The Pandora white marble slab, visible through the middle glass panel, was imported from Brazil. In the bathroom, Lam says: “We had the sink and unit carved out of a single block of rare Calacatta marble that can only be sourced from Carrara in Italy.”

The dark oak wall mirror came through Taobao. The white and emerald weave hexagon glass mosaic wall tiles and VIVES Ceramica floor tiles were bought from Spaceplan in Mong Kok (

Photo: Steven Ko

Bathroom detail

Adding a touch of drama is a claw-foot bathtub, which was sourced through Taobao.

Photo: Steven Ko

Guest bathroom

An Hermès-orange wall provides secret storage, as well as an eye-catching contrast to the green-tiled shower area. “I wanted to add some curves to the otherwise very linear bathroom with a free-form marble sink and oval mirror,” says Lam.

The Moroccan green wall tiles and Keope custom floor tiles came from Spaceplan. The mirror and shower hardware were bought through Alibaba.

Photo: Steven Ko

Living room

To add interest to a neutral palette, Lam’s favourite trick is to incorporate contrast and separation, which he achieves here using two tones of paint: Dulux White and Dulux Highland Plains.

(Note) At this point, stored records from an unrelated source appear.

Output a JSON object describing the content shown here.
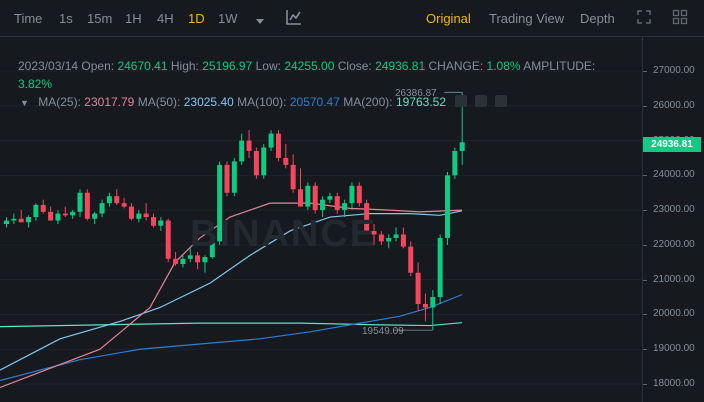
{
  "toolbar": {
    "intervals": [
      "Time",
      "1s",
      "15m",
      "1H",
      "4H",
      "1D",
      "1W"
    ],
    "active_interval": "1D",
    "views": [
      "Original",
      "Trading View",
      "Depth"
    ],
    "active_view": "Original"
  },
  "ohlc": {
    "date": "2023/03/14",
    "open_label": "Open:",
    "open": "24670.41",
    "high_label": "High:",
    "high": "25196.97",
    "low_label": "Low:",
    "low": "24255.00",
    "close_label": "Close:",
    "close": "24936.81",
    "change_label": "CHANGE:",
    "change": "1.08%",
    "amplitude_label": "AMPLITUDE:",
    "amplitude": "3.82%"
  },
  "ma": {
    "ma25_label": "MA(25):",
    "ma25": "23017.79",
    "ma50_label": "MA(50):",
    "ma50": "23025.40",
    "ma100_label": "MA(100):",
    "ma100": "20570.47",
    "ma200_label": "MA(200):",
    "ma200": "19763.52"
  },
  "annotations": {
    "high": "26386.87",
    "low": "19549.09"
  },
  "current_price": "24936.81",
  "watermark": "BINANCE",
  "colors": {
    "up": "#0ecb81",
    "down": "#f6465d",
    "accent": "#f0b90b",
    "ma25": "#e48496",
    "ma50": "#7ec8f4",
    "ma100": "#2f7bd6",
    "ma200": "#5de3c0"
  },
  "chart_data": {
    "type": "candlestick",
    "yticks": [
      "27000.00",
      "26000.00",
      "25000.00",
      "24000.00",
      "23000.00",
      "22000.00",
      "21000.00",
      "20000.00",
      "19000.00",
      "18000.00"
    ],
    "ylim": [
      17800,
      27500
    ],
    "candles": [
      [
        22600,
        22800,
        22500,
        22700
      ],
      [
        22700,
        22900,
        22600,
        22750
      ],
      [
        22750,
        23000,
        22650,
        22650
      ],
      [
        22650,
        22850,
        22500,
        22800
      ],
      [
        22800,
        23200,
        22700,
        23150
      ],
      [
        23150,
        23300,
        22900,
        22950
      ],
      [
        22950,
        23100,
        22700,
        22700
      ],
      [
        22700,
        23000,
        22600,
        22900
      ],
      [
        22900,
        23100,
        22800,
        22850
      ],
      [
        22850,
        23000,
        22750,
        22950
      ],
      [
        22950,
        23600,
        22800,
        23500
      ],
      [
        23500,
        23600,
        22700,
        22750
      ],
      [
        22750,
        22950,
        22600,
        22900
      ],
      [
        22900,
        23300,
        22800,
        23200
      ],
      [
        23200,
        23500,
        23100,
        23400
      ],
      [
        23400,
        23600,
        23150,
        23200
      ],
      [
        23200,
        23350,
        23050,
        23100
      ],
      [
        23100,
        23200,
        22700,
        22750
      ],
      [
        22750,
        23000,
        22650,
        22900
      ],
      [
        22900,
        23200,
        22700,
        22800
      ],
      [
        22800,
        22900,
        22500,
        22550
      ],
      [
        22550,
        22800,
        22400,
        22700
      ],
      [
        22700,
        22750,
        21500,
        21600
      ],
      [
        21600,
        21800,
        21400,
        21450
      ],
      [
        21450,
        21700,
        21350,
        21600
      ],
      [
        21600,
        21900,
        21500,
        21700
      ],
      [
        21700,
        21800,
        21300,
        21500
      ],
      [
        21500,
        21700,
        21200,
        21650
      ],
      [
        21650,
        22200,
        21600,
        22100
      ],
      [
        22100,
        24400,
        22000,
        24300
      ],
      [
        24300,
        24400,
        23400,
        23500
      ],
      [
        23500,
        24500,
        23400,
        24400
      ],
      [
        24400,
        25200,
        24300,
        25000
      ],
      [
        25000,
        25300,
        24500,
        24700
      ],
      [
        24700,
        24800,
        23900,
        24000
      ],
      [
        24000,
        24900,
        23900,
        24800
      ],
      [
        24800,
        25300,
        24700,
        25200
      ],
      [
        25200,
        25300,
        24400,
        24500
      ],
      [
        24500,
        24900,
        24200,
        24300
      ],
      [
        24300,
        24600,
        23500,
        23600
      ],
      [
        23600,
        24200,
        23200,
        23100
      ],
      [
        23100,
        23800,
        23000,
        23700
      ],
      [
        23700,
        23800,
        22900,
        23000
      ],
      [
        23000,
        23400,
        22800,
        23300
      ],
      [
        23300,
        23500,
        23200,
        23400
      ],
      [
        23400,
        23500,
        22900,
        23000
      ],
      [
        23000,
        23300,
        22800,
        23200
      ],
      [
        23200,
        23800,
        23000,
        23700
      ],
      [
        23700,
        23800,
        23100,
        23200
      ],
      [
        23200,
        23300,
        22300,
        22400
      ],
      [
        22400,
        22600,
        22000,
        22300
      ],
      [
        22300,
        22400,
        22000,
        22100
      ],
      [
        22100,
        22300,
        21900,
        22200
      ],
      [
        22200,
        22500,
        22100,
        22300
      ],
      [
        22300,
        22500,
        21900,
        21950
      ],
      [
        21950,
        22100,
        21100,
        21200
      ],
      [
        21200,
        21500,
        20100,
        20300
      ],
      [
        20300,
        20600,
        19800,
        20200
      ],
      [
        20200,
        20700,
        19549.09,
        20500
      ],
      [
        20500,
        22300,
        20300,
        22200
      ],
      [
        22200,
        24100,
        22000,
        24000
      ],
      [
        24000,
        24800,
        23900,
        24700
      ],
      [
        24700,
        26386.87,
        24300,
        24950
      ]
    ],
    "ma25": [
      [
        0,
        17900
      ],
      [
        100,
        19000
      ],
      [
        150,
        20200
      ],
      [
        175,
        21500
      ],
      [
        200,
        22200
      ],
      [
        230,
        22800
      ],
      [
        270,
        23200
      ],
      [
        310,
        23200
      ],
      [
        350,
        23050
      ],
      [
        390,
        23000
      ],
      [
        420,
        22950
      ],
      [
        462,
        23000
      ]
    ],
    "ma50": [
      [
        0,
        18400
      ],
      [
        60,
        19300
      ],
      [
        120,
        19800
      ],
      [
        160,
        20200
      ],
      [
        210,
        20900
      ],
      [
        250,
        21700
      ],
      [
        290,
        22400
      ],
      [
        330,
        22800
      ],
      [
        370,
        22900
      ],
      [
        410,
        22900
      ],
      [
        440,
        22850
      ],
      [
        462,
        22980
      ]
    ],
    "ma100": [
      [
        0,
        18100
      ],
      [
        80,
        18700
      ],
      [
        140,
        19000
      ],
      [
        200,
        19150
      ],
      [
        260,
        19300
      ],
      [
        310,
        19500
      ],
      [
        350,
        19700
      ],
      [
        400,
        19950
      ],
      [
        430,
        20200
      ],
      [
        462,
        20570
      ]
    ],
    "ma200": [
      [
        0,
        19650
      ],
      [
        100,
        19700
      ],
      [
        200,
        19750
      ],
      [
        300,
        19750
      ],
      [
        380,
        19700
      ],
      [
        430,
        19680
      ],
      [
        462,
        19763.52
      ]
    ]
  }
}
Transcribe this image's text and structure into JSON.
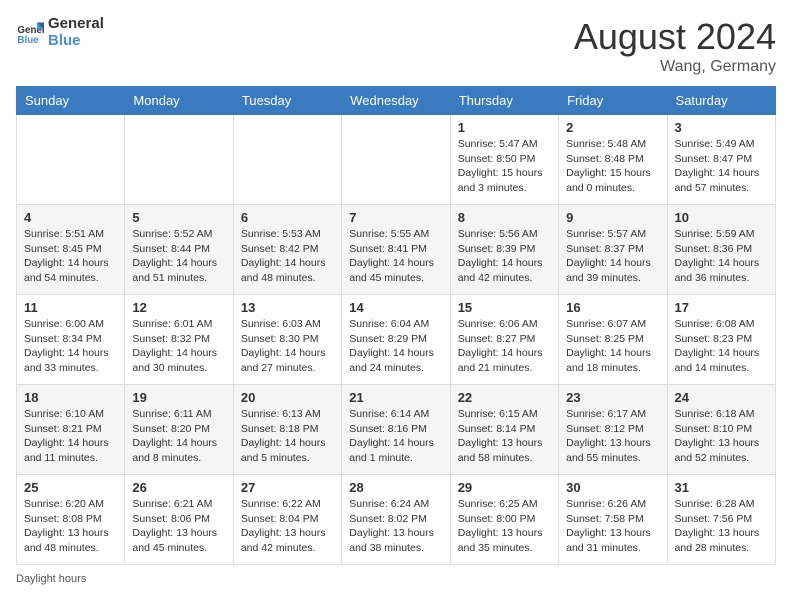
{
  "header": {
    "logo_line1": "General",
    "logo_line2": "Blue",
    "month_year": "August 2024",
    "location": "Wang, Germany"
  },
  "days_of_week": [
    "Sunday",
    "Monday",
    "Tuesday",
    "Wednesday",
    "Thursday",
    "Friday",
    "Saturday"
  ],
  "weeks": [
    [
      {
        "day": "",
        "info": ""
      },
      {
        "day": "",
        "info": ""
      },
      {
        "day": "",
        "info": ""
      },
      {
        "day": "",
        "info": ""
      },
      {
        "day": "1",
        "info": "Sunrise: 5:47 AM\nSunset: 8:50 PM\nDaylight: 15 hours\nand 3 minutes."
      },
      {
        "day": "2",
        "info": "Sunrise: 5:48 AM\nSunset: 8:48 PM\nDaylight: 15 hours\nand 0 minutes."
      },
      {
        "day": "3",
        "info": "Sunrise: 5:49 AM\nSunset: 8:47 PM\nDaylight: 14 hours\nand 57 minutes."
      }
    ],
    [
      {
        "day": "4",
        "info": "Sunrise: 5:51 AM\nSunset: 8:45 PM\nDaylight: 14 hours\nand 54 minutes."
      },
      {
        "day": "5",
        "info": "Sunrise: 5:52 AM\nSunset: 8:44 PM\nDaylight: 14 hours\nand 51 minutes."
      },
      {
        "day": "6",
        "info": "Sunrise: 5:53 AM\nSunset: 8:42 PM\nDaylight: 14 hours\nand 48 minutes."
      },
      {
        "day": "7",
        "info": "Sunrise: 5:55 AM\nSunset: 8:41 PM\nDaylight: 14 hours\nand 45 minutes."
      },
      {
        "day": "8",
        "info": "Sunrise: 5:56 AM\nSunset: 8:39 PM\nDaylight: 14 hours\nand 42 minutes."
      },
      {
        "day": "9",
        "info": "Sunrise: 5:57 AM\nSunset: 8:37 PM\nDaylight: 14 hours\nand 39 minutes."
      },
      {
        "day": "10",
        "info": "Sunrise: 5:59 AM\nSunset: 8:36 PM\nDaylight: 14 hours\nand 36 minutes."
      }
    ],
    [
      {
        "day": "11",
        "info": "Sunrise: 6:00 AM\nSunset: 8:34 PM\nDaylight: 14 hours\nand 33 minutes."
      },
      {
        "day": "12",
        "info": "Sunrise: 6:01 AM\nSunset: 8:32 PM\nDaylight: 14 hours\nand 30 minutes."
      },
      {
        "day": "13",
        "info": "Sunrise: 6:03 AM\nSunset: 8:30 PM\nDaylight: 14 hours\nand 27 minutes."
      },
      {
        "day": "14",
        "info": "Sunrise: 6:04 AM\nSunset: 8:29 PM\nDaylight: 14 hours\nand 24 minutes."
      },
      {
        "day": "15",
        "info": "Sunrise: 6:06 AM\nSunset: 8:27 PM\nDaylight: 14 hours\nand 21 minutes."
      },
      {
        "day": "16",
        "info": "Sunrise: 6:07 AM\nSunset: 8:25 PM\nDaylight: 14 hours\nand 18 minutes."
      },
      {
        "day": "17",
        "info": "Sunrise: 6:08 AM\nSunset: 8:23 PM\nDaylight: 14 hours\nand 14 minutes."
      }
    ],
    [
      {
        "day": "18",
        "info": "Sunrise: 6:10 AM\nSunset: 8:21 PM\nDaylight: 14 hours\nand 11 minutes."
      },
      {
        "day": "19",
        "info": "Sunrise: 6:11 AM\nSunset: 8:20 PM\nDaylight: 14 hours\nand 8 minutes."
      },
      {
        "day": "20",
        "info": "Sunrise: 6:13 AM\nSunset: 8:18 PM\nDaylight: 14 hours\nand 5 minutes."
      },
      {
        "day": "21",
        "info": "Sunrise: 6:14 AM\nSunset: 8:16 PM\nDaylight: 14 hours\nand 1 minute."
      },
      {
        "day": "22",
        "info": "Sunrise: 6:15 AM\nSunset: 8:14 PM\nDaylight: 13 hours\nand 58 minutes."
      },
      {
        "day": "23",
        "info": "Sunrise: 6:17 AM\nSunset: 8:12 PM\nDaylight: 13 hours\nand 55 minutes."
      },
      {
        "day": "24",
        "info": "Sunrise: 6:18 AM\nSunset: 8:10 PM\nDaylight: 13 hours\nand 52 minutes."
      }
    ],
    [
      {
        "day": "25",
        "info": "Sunrise: 6:20 AM\nSunset: 8:08 PM\nDaylight: 13 hours\nand 48 minutes."
      },
      {
        "day": "26",
        "info": "Sunrise: 6:21 AM\nSunset: 8:06 PM\nDaylight: 13 hours\nand 45 minutes."
      },
      {
        "day": "27",
        "info": "Sunrise: 6:22 AM\nSunset: 8:04 PM\nDaylight: 13 hours\nand 42 minutes."
      },
      {
        "day": "28",
        "info": "Sunrise: 6:24 AM\nSunset: 8:02 PM\nDaylight: 13 hours\nand 38 minutes."
      },
      {
        "day": "29",
        "info": "Sunrise: 6:25 AM\nSunset: 8:00 PM\nDaylight: 13 hours\nand 35 minutes."
      },
      {
        "day": "30",
        "info": "Sunrise: 6:26 AM\nSunset: 7:58 PM\nDaylight: 13 hours\nand 31 minutes."
      },
      {
        "day": "31",
        "info": "Sunrise: 6:28 AM\nSunset: 7:56 PM\nDaylight: 13 hours\nand 28 minutes."
      }
    ]
  ],
  "footer": {
    "note": "Daylight hours"
  }
}
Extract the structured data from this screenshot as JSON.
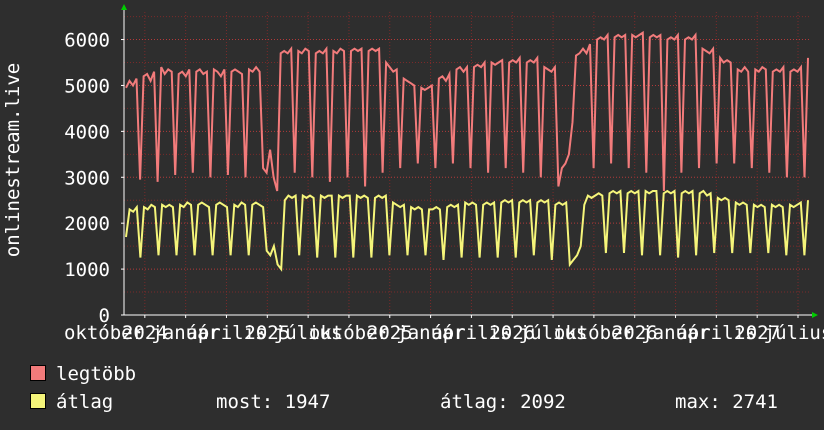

Lam employed his own contractors, carpenters and furniture makers to produce the bespoke wall panelling, storage, doors, oak herringbone floors and the sofa.

The dining table and chairs moved with the clients into the home. The pendant lamp was bought through Alibaba.

Photo: Steven Ko


The clients requested a different but complementary look for the study, which was designed and built by INHK Interior Design. Opting for a contemporary Asian aesthetic, the room features lighting panels installed on wooden grids, an ethereal wall mural that was painted by the interior designer himself (@imnobodyartist on Instagram), and more hidden storage, of course. The chair was bought years ago.

Photo: Steven Ko


Designed and built by INHK Interior Design, the kitchen-diner features an island made from oak with a brushed-copper base. A change of paint (Dulux’s Spiced Honey) and black-and-white checked floor tiles, from Spaceplan, help to demarcate the living room and semi-open kitchen.

The bar stools are years old and the pendant lamps were bought through Alibaba.

Photo: Steven Ko

Tried + tested

Clarence Lam Chun-ho demolished a wall between the main bedroom and the third bedroom to create an oak-lined walk-in wardrobe with ample storage and a secret door that opens into a private study.

“You need a very strong hinge to make a heavy door like this,” says Lam. “It has to be able to turn easily even when it’s full of clothing and other items.”